■ WORK TO COMPLETE: Your answer should consist of the lines in the listing that hold "about".

■ THE DATA:
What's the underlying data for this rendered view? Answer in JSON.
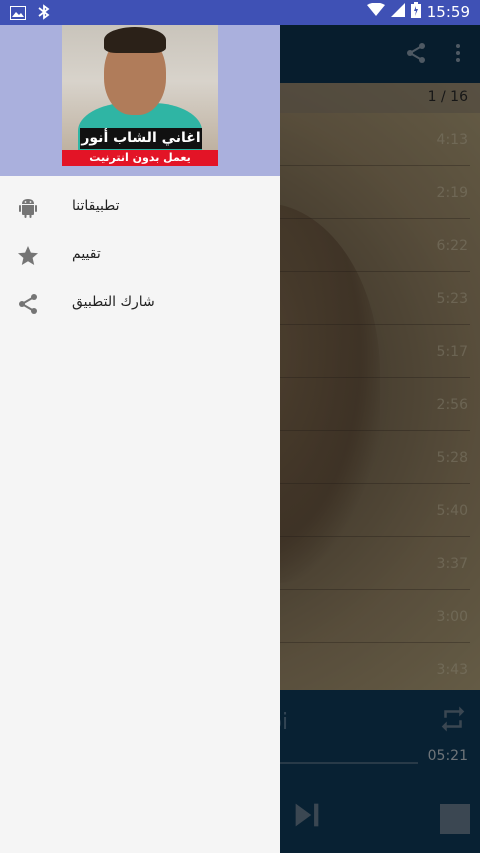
{
  "status_bar": {
    "time": "15:59",
    "icons": [
      "image-icon",
      "bluetooth-icon",
      "wifi-icon",
      "signal-icon",
      "battery-icon"
    ]
  },
  "drawer": {
    "header": {
      "caption_title": "اغاني الشاب أنور",
      "caption_subtitle": "يعمل بدون انترنيت"
    },
    "items": [
      {
        "label": "تطبيقاتنا",
        "icon": "android-icon"
      },
      {
        "label": "تقييم",
        "icon": "star-icon"
      },
      {
        "label": "شارك التطبيق",
        "icon": "share-icon"
      }
    ]
  },
  "background_app": {
    "track_counter": "1 / 16",
    "durations": [
      "4:13",
      "2:19",
      "6:22",
      "5:23",
      "5:17",
      "2:56",
      "5:28",
      "5:40",
      "3:37",
      "3:00",
      "3:43"
    ],
    "now_playing_title": "bi",
    "elapsed": "05:21",
    "toolbar_icons": [
      "share-icon",
      "more-vert-icon"
    ],
    "player_icons": [
      "repeat-icon",
      "skip-next-icon",
      "stop-icon"
    ]
  },
  "colors": {
    "status_bar": "#3F51B5",
    "drawer_header": "#aab0dd",
    "toolbar": "#0d3552",
    "player": "#103d5e"
  }
}
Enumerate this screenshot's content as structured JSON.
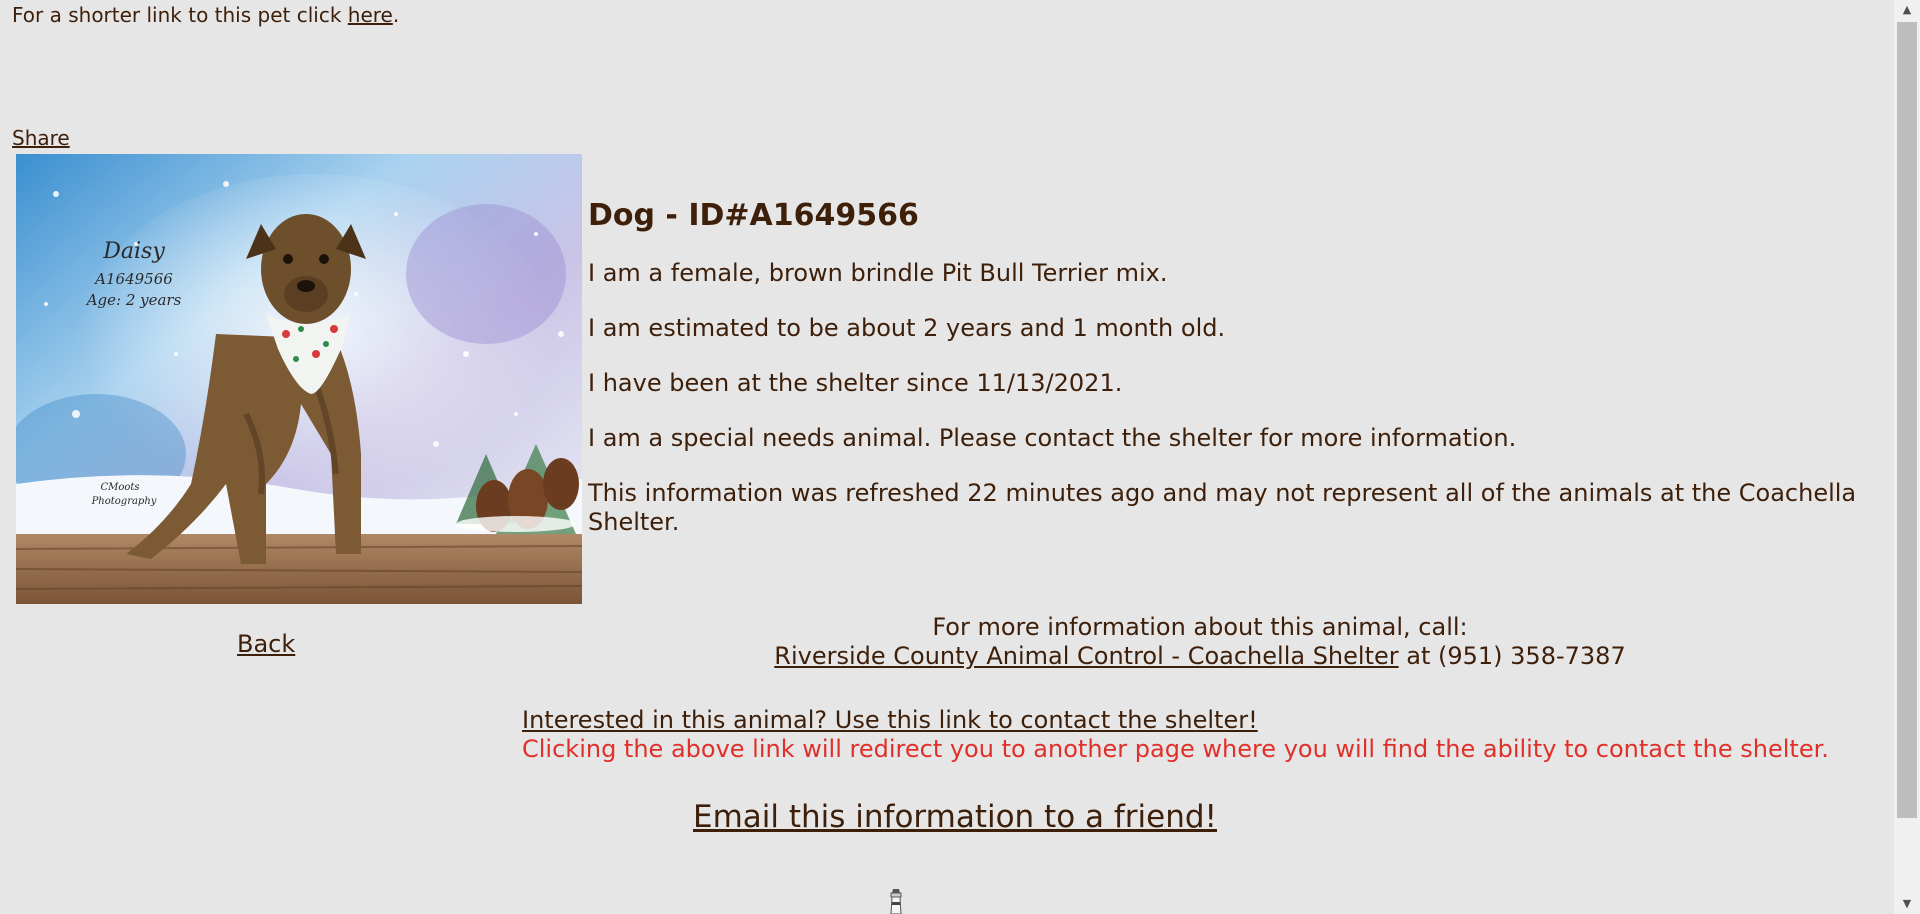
{
  "header": {
    "shorter_link_text": "For a shorter link to this pet click ",
    "shorter_link_label": "here",
    "shorter_link_suffix": "."
  },
  "share_label": "Share",
  "photo": {
    "name": "Daisy",
    "id": "A1649566",
    "age": "Age: 2 years",
    "credit_line1": "CMoots",
    "credit_line2": "Photography"
  },
  "back_label": "Back",
  "details": {
    "title": "Dog - ID#A1649566",
    "line1": "I am a female, brown brindle Pit Bull Terrier mix.",
    "line2": "I am estimated to be about 2 years and 1 month old.",
    "line3": "I have been at the shelter since 11/13/2021.",
    "line4": "I am a special needs animal. Please contact the shelter for more information.",
    "line5": "This information was refreshed 22 minutes ago and may not represent all of the animals at the Coachella Shelter."
  },
  "contact": {
    "intro": "For more information about this animal, call:",
    "shelter_link": "Riverside County Animal Control - Coachella Shelter",
    "phone_text": " at (951) 358-7387"
  },
  "interest": {
    "link": "Interested in this animal? Use this link to contact the shelter!",
    "note": "Clicking the above link will redirect you to another page where you will find the ability to contact the shelter."
  },
  "email_label": "Email this information to a friend!",
  "colors": {
    "background": "#e6e6e6",
    "text": "#3d1f0a",
    "warning": "#e0302a"
  }
}
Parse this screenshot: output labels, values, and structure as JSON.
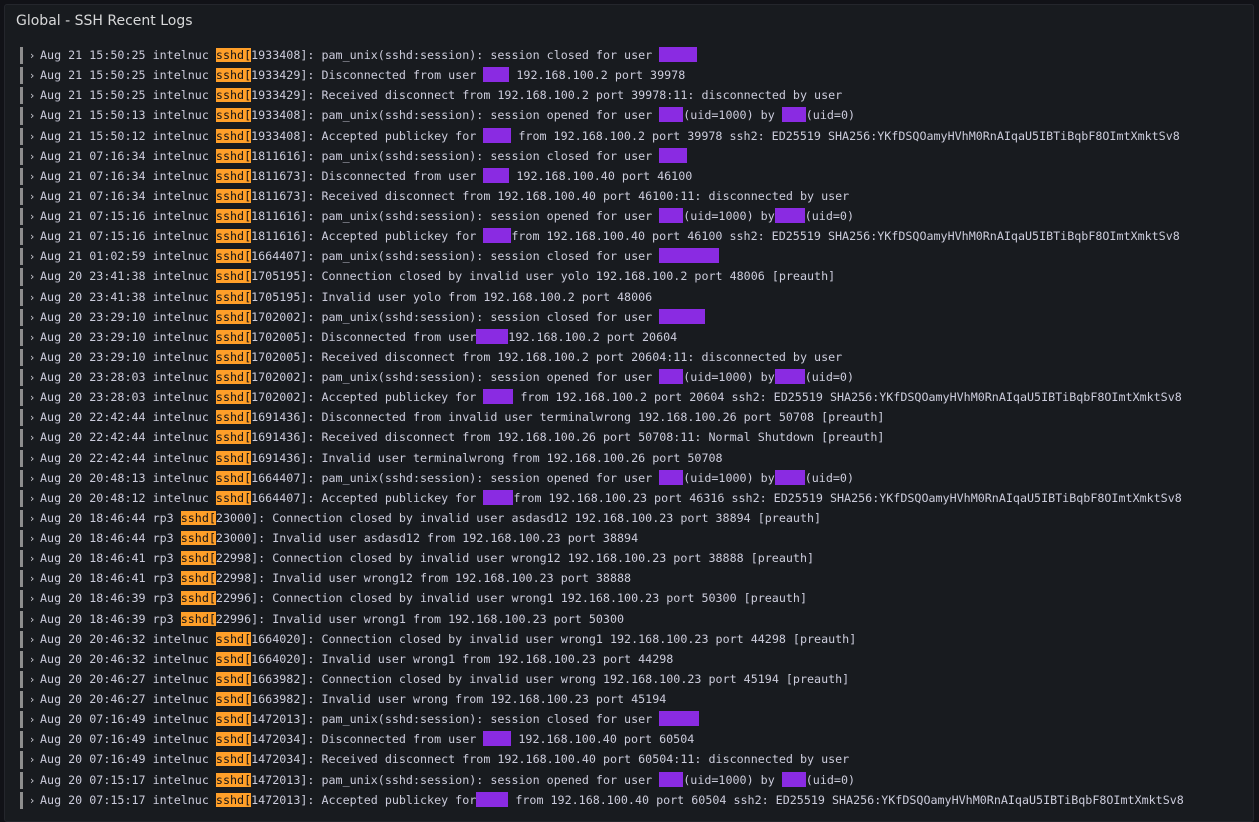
{
  "panel": {
    "title": "Global - SSH Recent Logs"
  },
  "colors": {
    "highlight": "#ff9f29",
    "redaction": "#8a2be2",
    "background": "#181b1f"
  },
  "icons": {
    "row_expand": "chevron-right-icon"
  },
  "logs": [
    {
      "date": "Aug 21 15:50:25",
      "host": "intelnuc",
      "pid": "1933408",
      "parts": [
        {
          "t": "pam_unix(sshd:session): session closed for user "
        },
        {
          "r": 38
        }
      ]
    },
    {
      "date": "Aug 21 15:50:25",
      "host": "intelnuc",
      "pid": "1933429",
      "parts": [
        {
          "t": "Disconnected from user "
        },
        {
          "r": 26
        },
        {
          "t": " 192.168.100.2 port 39978"
        }
      ]
    },
    {
      "date": "Aug 21 15:50:25",
      "host": "intelnuc",
      "pid": "1933429",
      "parts": [
        {
          "t": "Received disconnect from 192.168.100.2 port 39978:11: disconnected by user"
        }
      ]
    },
    {
      "date": "Aug 21 15:50:13",
      "host": "intelnuc",
      "pid": "1933408",
      "parts": [
        {
          "t": "pam_unix(sshd:session): session opened for user "
        },
        {
          "r": 24
        },
        {
          "t": "(uid=1000) by "
        },
        {
          "r": 24
        },
        {
          "t": "(uid=0)"
        }
      ]
    },
    {
      "date": "Aug 21 15:50:12",
      "host": "intelnuc",
      "pid": "1933408",
      "parts": [
        {
          "t": "Accepted publickey for "
        },
        {
          "r": 28
        },
        {
          "t": " from 192.168.100.2 port 39978 ssh2: ED25519 SHA256:YKfDSQOamyHVhM0RnAIqaU5IBTiBqbF8OImtXmktSv8"
        }
      ]
    },
    {
      "date": "Aug 21 07:16:34",
      "host": "intelnuc",
      "pid": "1811616",
      "parts": [
        {
          "t": "pam_unix(sshd:session): session closed for user "
        },
        {
          "r": 28
        }
      ]
    },
    {
      "date": "Aug 21 07:16:34",
      "host": "intelnuc",
      "pid": "1811673",
      "parts": [
        {
          "t": "Disconnected from user "
        },
        {
          "r": 26
        },
        {
          "t": " 192.168.100.40 port 46100"
        }
      ]
    },
    {
      "date": "Aug 21 07:16:34",
      "host": "intelnuc",
      "pid": "1811673",
      "parts": [
        {
          "t": "Received disconnect from 192.168.100.40 port 46100:11: disconnected by user"
        }
      ]
    },
    {
      "date": "Aug 21 07:15:16",
      "host": "intelnuc",
      "pid": "1811616",
      "parts": [
        {
          "t": "pam_unix(sshd:session): session opened for user "
        },
        {
          "r": 24
        },
        {
          "t": "(uid=1000) by"
        },
        {
          "r": 30
        },
        {
          "t": "(uid=0)"
        }
      ]
    },
    {
      "date": "Aug 21 07:15:16",
      "host": "intelnuc",
      "pid": "1811616",
      "parts": [
        {
          "t": "Accepted publickey for "
        },
        {
          "r": 28
        },
        {
          "t": "from 192.168.100.40 port 46100 ssh2: ED25519 SHA256:YKfDSQOamyHVhM0RnAIqaU5IBTiBqbF8OImtXmktSv8"
        }
      ]
    },
    {
      "date": "Aug 21 01:02:59",
      "host": "intelnuc",
      "pid": "1664407",
      "parts": [
        {
          "t": "pam_unix(sshd:session): session closed for user "
        },
        {
          "r": 60
        }
      ]
    },
    {
      "date": "Aug 20 23:41:38",
      "host": "intelnuc",
      "pid": "1705195",
      "parts": [
        {
          "t": "Connection closed by invalid user yolo 192.168.100.2 port 48006 [preauth]"
        }
      ]
    },
    {
      "date": "Aug 20 23:41:38",
      "host": "intelnuc",
      "pid": "1705195",
      "parts": [
        {
          "t": "Invalid user yolo from 192.168.100.2 port 48006"
        }
      ]
    },
    {
      "date": "Aug 20 23:29:10",
      "host": "intelnuc",
      "pid": "1702002",
      "parts": [
        {
          "t": "pam_unix(sshd:session): session closed for user "
        },
        {
          "r": 46
        }
      ]
    },
    {
      "date": "Aug 20 23:29:10",
      "host": "intelnuc",
      "pid": "1702005",
      "parts": [
        {
          "t": "Disconnected from user"
        },
        {
          "r": 32
        },
        {
          "t": "192.168.100.2 port 20604"
        }
      ]
    },
    {
      "date": "Aug 20 23:29:10",
      "host": "intelnuc",
      "pid": "1702005",
      "parts": [
        {
          "t": "Received disconnect from 192.168.100.2 port 20604:11: disconnected by user"
        }
      ]
    },
    {
      "date": "Aug 20 23:28:03",
      "host": "intelnuc",
      "pid": "1702002",
      "parts": [
        {
          "t": "pam_unix(sshd:session): session opened for user "
        },
        {
          "r": 24
        },
        {
          "t": "(uid=1000) by"
        },
        {
          "r": 30
        },
        {
          "t": "(uid=0)"
        }
      ]
    },
    {
      "date": "Aug 20 23:28:03",
      "host": "intelnuc",
      "pid": "1702002",
      "parts": [
        {
          "t": "Accepted publickey for "
        },
        {
          "r": 30
        },
        {
          "t": " from 192.168.100.2 port 20604 ssh2: ED25519 SHA256:YKfDSQOamyHVhM0RnAIqaU5IBTiBqbF8OImtXmktSv8"
        }
      ]
    },
    {
      "date": "Aug 20 22:42:44",
      "host": "intelnuc",
      "pid": "1691436",
      "parts": [
        {
          "t": "Disconnected from invalid user terminalwrong 192.168.100.26 port 50708 [preauth]"
        }
      ]
    },
    {
      "date": "Aug 20 22:42:44",
      "host": "intelnuc",
      "pid": "1691436",
      "parts": [
        {
          "t": "Received disconnect from 192.168.100.26 port 50708:11: Normal Shutdown [preauth]"
        }
      ]
    },
    {
      "date": "Aug 20 22:42:44",
      "host": "intelnuc",
      "pid": "1691436",
      "parts": [
        {
          "t": "Invalid user terminalwrong from 192.168.100.26 port 50708"
        }
      ]
    },
    {
      "date": "Aug 20 20:48:13",
      "host": "intelnuc",
      "pid": "1664407",
      "parts": [
        {
          "t": "pam_unix(sshd:session): session opened for user "
        },
        {
          "r": 24
        },
        {
          "t": "(uid=1000) by"
        },
        {
          "r": 30
        },
        {
          "t": "(uid=0)"
        }
      ]
    },
    {
      "date": "Aug 20 20:48:12",
      "host": "intelnuc",
      "pid": "1664407",
      "parts": [
        {
          "t": "Accepted publickey for "
        },
        {
          "r": 30
        },
        {
          "t": "from 192.168.100.23 port 46316 ssh2: ED25519 SHA256:YKfDSQOamyHVhM0RnAIqaU5IBTiBqbF8OImtXmktSv8"
        }
      ]
    },
    {
      "date": "Aug 20 18:46:44",
      "host": "rp3",
      "pid": "23000",
      "parts": [
        {
          "t": "Connection closed by invalid user asdasd12 192.168.100.23 port 38894 [preauth]"
        }
      ]
    },
    {
      "date": "Aug 20 18:46:44",
      "host": "rp3",
      "pid": "23000",
      "parts": [
        {
          "t": "Invalid user asdasd12 from 192.168.100.23 port 38894"
        }
      ]
    },
    {
      "date": "Aug 20 18:46:41",
      "host": "rp3",
      "pid": "22998",
      "parts": [
        {
          "t": "Connection closed by invalid user wrong12 192.168.100.23 port 38888 [preauth]"
        }
      ]
    },
    {
      "date": "Aug 20 18:46:41",
      "host": "rp3",
      "pid": "22998",
      "parts": [
        {
          "t": "Invalid user wrong12 from 192.168.100.23 port 38888"
        }
      ]
    },
    {
      "date": "Aug 20 18:46:39",
      "host": "rp3",
      "pid": "22996",
      "parts": [
        {
          "t": "Connection closed by invalid user wrong1 192.168.100.23 port 50300 [preauth]"
        }
      ]
    },
    {
      "date": "Aug 20 18:46:39",
      "host": "rp3",
      "pid": "22996",
      "parts": [
        {
          "t": "Invalid user wrong1 from 192.168.100.23 port 50300"
        }
      ]
    },
    {
      "date": "Aug 20 20:46:32",
      "host": "intelnuc",
      "pid": "1664020",
      "parts": [
        {
          "t": "Connection closed by invalid user wrong1 192.168.100.23 port 44298 [preauth]"
        }
      ]
    },
    {
      "date": "Aug 20 20:46:32",
      "host": "intelnuc",
      "pid": "1664020",
      "parts": [
        {
          "t": "Invalid user wrong1 from 192.168.100.23 port 44298"
        }
      ]
    },
    {
      "date": "Aug 20 20:46:27",
      "host": "intelnuc",
      "pid": "1663982",
      "parts": [
        {
          "t": "Connection closed by invalid user wrong 192.168.100.23 port 45194 [preauth]"
        }
      ]
    },
    {
      "date": "Aug 20 20:46:27",
      "host": "intelnuc",
      "pid": "1663982",
      "parts": [
        {
          "t": "Invalid user wrong from 192.168.100.23 port 45194"
        }
      ]
    },
    {
      "date": "Aug 20 07:16:49",
      "host": "intelnuc",
      "pid": "1472013",
      "parts": [
        {
          "t": "pam_unix(sshd:session): session closed for user "
        },
        {
          "r": 40
        }
      ]
    },
    {
      "date": "Aug 20 07:16:49",
      "host": "intelnuc",
      "pid": "1472034",
      "parts": [
        {
          "t": "Disconnected from user "
        },
        {
          "r": 28
        },
        {
          "t": " 192.168.100.40 port 60504"
        }
      ]
    },
    {
      "date": "Aug 20 07:16:49",
      "host": "intelnuc",
      "pid": "1472034",
      "parts": [
        {
          "t": "Received disconnect from 192.168.100.40 port 60504:11: disconnected by user"
        }
      ]
    },
    {
      "date": "Aug 20 07:15:17",
      "host": "intelnuc",
      "pid": "1472013",
      "parts": [
        {
          "t": "pam_unix(sshd:session): session opened for user "
        },
        {
          "r": 24
        },
        {
          "t": "(uid=1000) by "
        },
        {
          "r": 24
        },
        {
          "t": "(uid=0)"
        }
      ]
    },
    {
      "date": "Aug 20 07:15:17",
      "host": "intelnuc",
      "pid": "1472013",
      "parts": [
        {
          "t": "Accepted publickey for"
        },
        {
          "r": 32
        },
        {
          "t": " from 192.168.100.40 port 60504 ssh2: ED25519 SHA256:YKfDSQOamyHVhM0RnAIqaU5IBTiBqbF8OImtXmktSv8"
        }
      ]
    }
  ]
}
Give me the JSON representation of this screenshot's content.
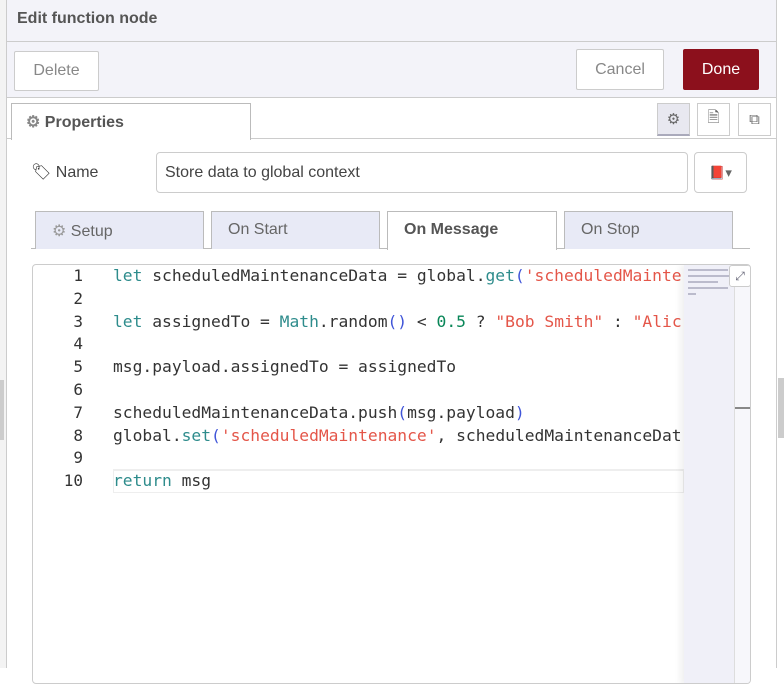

■ PROBLEM SOLUTION:
    "line2": "I am estimated to be about 2 years and 1 month old.",
    "intro": "For more information about this animal, call:",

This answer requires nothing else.